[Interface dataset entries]
________________________
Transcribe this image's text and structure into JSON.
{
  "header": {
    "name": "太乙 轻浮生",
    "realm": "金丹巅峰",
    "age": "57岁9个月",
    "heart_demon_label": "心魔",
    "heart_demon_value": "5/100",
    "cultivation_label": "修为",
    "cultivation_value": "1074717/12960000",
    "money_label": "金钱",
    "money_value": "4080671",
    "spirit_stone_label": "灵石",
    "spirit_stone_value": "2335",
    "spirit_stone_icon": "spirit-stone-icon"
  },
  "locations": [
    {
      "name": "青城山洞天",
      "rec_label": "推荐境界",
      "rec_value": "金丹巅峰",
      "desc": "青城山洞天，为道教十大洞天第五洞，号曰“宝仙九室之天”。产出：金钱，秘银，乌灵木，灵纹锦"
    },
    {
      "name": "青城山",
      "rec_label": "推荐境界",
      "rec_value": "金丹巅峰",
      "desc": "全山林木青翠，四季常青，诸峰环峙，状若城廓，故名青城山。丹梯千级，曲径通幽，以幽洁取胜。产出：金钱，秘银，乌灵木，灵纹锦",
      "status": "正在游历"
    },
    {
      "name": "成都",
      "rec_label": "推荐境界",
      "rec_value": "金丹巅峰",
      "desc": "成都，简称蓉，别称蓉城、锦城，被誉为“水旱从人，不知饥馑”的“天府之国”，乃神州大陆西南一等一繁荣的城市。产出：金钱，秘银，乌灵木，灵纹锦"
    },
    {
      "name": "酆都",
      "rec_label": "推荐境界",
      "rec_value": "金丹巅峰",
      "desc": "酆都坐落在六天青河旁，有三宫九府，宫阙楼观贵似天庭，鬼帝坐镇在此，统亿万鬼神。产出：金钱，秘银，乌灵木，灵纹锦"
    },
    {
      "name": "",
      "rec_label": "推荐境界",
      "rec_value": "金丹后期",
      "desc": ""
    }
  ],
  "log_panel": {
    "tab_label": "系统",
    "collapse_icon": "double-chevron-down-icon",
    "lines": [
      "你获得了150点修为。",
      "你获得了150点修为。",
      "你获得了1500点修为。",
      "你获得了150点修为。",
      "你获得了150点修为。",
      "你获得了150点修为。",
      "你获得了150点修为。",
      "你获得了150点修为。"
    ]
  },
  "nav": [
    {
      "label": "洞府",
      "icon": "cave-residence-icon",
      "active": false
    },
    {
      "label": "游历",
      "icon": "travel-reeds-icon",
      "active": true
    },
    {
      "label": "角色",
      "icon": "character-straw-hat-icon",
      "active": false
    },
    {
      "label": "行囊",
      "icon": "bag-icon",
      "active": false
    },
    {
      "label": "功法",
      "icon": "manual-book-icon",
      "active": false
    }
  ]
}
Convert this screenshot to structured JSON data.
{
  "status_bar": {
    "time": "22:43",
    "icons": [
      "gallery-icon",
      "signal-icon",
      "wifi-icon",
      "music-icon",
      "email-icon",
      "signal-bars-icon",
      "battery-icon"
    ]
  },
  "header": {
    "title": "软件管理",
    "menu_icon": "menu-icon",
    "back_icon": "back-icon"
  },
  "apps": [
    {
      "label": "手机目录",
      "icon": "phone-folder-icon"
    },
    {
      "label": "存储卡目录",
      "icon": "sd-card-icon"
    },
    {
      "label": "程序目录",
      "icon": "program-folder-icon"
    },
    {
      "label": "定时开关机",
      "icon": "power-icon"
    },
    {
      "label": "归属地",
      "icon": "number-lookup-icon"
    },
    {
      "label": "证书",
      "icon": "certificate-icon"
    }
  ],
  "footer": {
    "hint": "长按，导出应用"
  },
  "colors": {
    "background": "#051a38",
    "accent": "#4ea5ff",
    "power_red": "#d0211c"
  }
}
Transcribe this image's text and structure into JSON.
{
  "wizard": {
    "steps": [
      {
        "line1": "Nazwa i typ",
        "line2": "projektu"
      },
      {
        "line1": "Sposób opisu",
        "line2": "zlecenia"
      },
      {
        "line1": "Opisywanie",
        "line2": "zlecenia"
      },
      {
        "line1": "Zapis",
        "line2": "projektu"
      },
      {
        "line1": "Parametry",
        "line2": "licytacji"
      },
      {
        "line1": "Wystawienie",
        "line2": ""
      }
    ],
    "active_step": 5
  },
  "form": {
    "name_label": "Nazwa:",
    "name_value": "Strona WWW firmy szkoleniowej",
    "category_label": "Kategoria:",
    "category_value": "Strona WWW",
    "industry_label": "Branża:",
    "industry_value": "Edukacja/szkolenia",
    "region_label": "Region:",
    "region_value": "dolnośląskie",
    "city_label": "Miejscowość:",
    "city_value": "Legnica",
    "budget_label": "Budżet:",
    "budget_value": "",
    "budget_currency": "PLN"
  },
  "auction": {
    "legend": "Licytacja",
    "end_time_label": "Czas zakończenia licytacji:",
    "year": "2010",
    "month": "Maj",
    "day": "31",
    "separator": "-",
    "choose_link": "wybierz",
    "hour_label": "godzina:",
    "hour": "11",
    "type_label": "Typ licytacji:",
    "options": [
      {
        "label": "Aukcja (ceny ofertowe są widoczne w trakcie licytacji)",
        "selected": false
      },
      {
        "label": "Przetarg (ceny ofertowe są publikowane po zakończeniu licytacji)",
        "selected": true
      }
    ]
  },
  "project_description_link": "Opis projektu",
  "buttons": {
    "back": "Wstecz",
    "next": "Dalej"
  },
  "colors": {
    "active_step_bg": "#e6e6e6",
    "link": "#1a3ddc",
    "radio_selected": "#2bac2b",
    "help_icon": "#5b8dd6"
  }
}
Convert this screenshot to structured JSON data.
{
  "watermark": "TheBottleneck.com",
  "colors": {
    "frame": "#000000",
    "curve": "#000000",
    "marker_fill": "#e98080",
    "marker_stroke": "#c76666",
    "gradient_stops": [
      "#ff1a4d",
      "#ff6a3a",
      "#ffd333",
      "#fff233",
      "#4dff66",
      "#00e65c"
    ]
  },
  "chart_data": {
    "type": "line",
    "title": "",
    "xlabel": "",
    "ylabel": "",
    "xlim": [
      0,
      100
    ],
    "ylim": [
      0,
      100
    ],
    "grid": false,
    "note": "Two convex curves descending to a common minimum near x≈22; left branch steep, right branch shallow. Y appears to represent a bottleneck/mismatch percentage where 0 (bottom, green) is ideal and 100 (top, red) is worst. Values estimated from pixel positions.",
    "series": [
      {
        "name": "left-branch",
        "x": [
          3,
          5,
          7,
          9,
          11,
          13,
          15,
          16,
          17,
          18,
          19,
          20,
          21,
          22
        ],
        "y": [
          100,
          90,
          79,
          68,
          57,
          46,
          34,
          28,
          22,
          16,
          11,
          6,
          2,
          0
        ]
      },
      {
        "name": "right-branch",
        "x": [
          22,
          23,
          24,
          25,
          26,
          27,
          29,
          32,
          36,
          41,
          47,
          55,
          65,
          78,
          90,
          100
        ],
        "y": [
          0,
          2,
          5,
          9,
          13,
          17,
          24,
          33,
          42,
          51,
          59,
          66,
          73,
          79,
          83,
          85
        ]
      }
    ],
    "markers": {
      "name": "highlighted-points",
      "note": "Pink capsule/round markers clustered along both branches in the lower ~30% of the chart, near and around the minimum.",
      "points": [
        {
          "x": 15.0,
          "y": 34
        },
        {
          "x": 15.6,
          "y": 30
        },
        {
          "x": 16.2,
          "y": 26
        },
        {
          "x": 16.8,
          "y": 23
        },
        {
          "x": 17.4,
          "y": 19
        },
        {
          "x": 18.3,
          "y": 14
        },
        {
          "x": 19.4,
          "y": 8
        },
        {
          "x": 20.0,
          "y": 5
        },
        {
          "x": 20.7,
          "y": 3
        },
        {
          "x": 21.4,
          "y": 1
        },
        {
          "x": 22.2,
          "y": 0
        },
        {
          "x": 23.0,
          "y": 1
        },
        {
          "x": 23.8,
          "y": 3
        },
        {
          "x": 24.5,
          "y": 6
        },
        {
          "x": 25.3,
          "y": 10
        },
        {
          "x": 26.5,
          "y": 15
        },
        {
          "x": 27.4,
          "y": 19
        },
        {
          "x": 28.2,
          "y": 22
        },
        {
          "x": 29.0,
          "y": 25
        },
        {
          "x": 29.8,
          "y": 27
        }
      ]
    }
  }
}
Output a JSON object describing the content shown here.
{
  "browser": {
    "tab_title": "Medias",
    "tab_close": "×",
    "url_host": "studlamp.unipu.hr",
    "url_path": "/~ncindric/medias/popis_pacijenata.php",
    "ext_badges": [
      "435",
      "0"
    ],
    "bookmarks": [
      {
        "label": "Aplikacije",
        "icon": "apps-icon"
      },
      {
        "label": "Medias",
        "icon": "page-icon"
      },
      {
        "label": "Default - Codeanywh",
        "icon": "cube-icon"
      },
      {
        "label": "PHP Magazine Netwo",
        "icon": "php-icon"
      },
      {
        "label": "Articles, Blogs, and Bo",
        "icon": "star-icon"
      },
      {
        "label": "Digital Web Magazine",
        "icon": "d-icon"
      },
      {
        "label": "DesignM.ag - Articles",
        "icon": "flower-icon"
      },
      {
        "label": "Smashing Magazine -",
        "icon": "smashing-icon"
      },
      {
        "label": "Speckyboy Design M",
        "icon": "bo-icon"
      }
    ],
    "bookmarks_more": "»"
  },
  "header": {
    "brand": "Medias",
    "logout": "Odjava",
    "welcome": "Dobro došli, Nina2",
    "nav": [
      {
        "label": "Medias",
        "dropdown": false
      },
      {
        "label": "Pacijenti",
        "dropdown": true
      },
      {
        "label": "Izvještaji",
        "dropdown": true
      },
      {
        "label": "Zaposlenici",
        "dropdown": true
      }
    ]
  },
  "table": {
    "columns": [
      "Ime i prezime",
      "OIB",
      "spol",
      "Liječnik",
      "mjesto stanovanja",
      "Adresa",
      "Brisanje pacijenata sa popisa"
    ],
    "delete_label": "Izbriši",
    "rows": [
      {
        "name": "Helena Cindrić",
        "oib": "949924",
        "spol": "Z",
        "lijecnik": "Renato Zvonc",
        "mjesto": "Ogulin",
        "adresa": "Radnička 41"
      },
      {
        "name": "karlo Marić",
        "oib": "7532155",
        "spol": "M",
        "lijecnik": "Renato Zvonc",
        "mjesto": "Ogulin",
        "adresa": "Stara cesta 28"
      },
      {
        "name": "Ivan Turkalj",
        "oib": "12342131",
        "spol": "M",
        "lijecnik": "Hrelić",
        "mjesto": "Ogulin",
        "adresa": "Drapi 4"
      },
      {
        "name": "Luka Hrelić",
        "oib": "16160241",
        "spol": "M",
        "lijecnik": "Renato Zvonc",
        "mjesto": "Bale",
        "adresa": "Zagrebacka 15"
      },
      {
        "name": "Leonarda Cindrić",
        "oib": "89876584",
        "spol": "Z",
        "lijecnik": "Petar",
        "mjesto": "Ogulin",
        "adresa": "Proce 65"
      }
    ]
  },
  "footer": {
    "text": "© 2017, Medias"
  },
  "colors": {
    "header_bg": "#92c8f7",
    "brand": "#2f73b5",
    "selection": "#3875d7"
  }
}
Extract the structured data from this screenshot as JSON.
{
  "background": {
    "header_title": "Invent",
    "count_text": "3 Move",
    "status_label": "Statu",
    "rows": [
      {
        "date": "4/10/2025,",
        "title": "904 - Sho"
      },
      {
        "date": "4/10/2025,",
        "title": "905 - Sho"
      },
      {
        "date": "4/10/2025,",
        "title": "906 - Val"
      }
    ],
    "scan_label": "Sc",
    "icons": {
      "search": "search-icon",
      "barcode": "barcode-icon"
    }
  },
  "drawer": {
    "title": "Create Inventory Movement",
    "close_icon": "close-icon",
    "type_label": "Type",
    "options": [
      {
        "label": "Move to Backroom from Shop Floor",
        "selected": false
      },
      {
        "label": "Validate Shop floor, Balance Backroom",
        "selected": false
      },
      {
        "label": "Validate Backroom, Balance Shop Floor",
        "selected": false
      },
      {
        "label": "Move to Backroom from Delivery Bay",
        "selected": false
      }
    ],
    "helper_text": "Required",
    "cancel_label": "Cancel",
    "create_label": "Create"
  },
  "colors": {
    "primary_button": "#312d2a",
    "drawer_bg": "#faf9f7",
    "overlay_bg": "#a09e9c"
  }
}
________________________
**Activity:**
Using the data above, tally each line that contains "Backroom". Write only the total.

**Exercise solution:**
4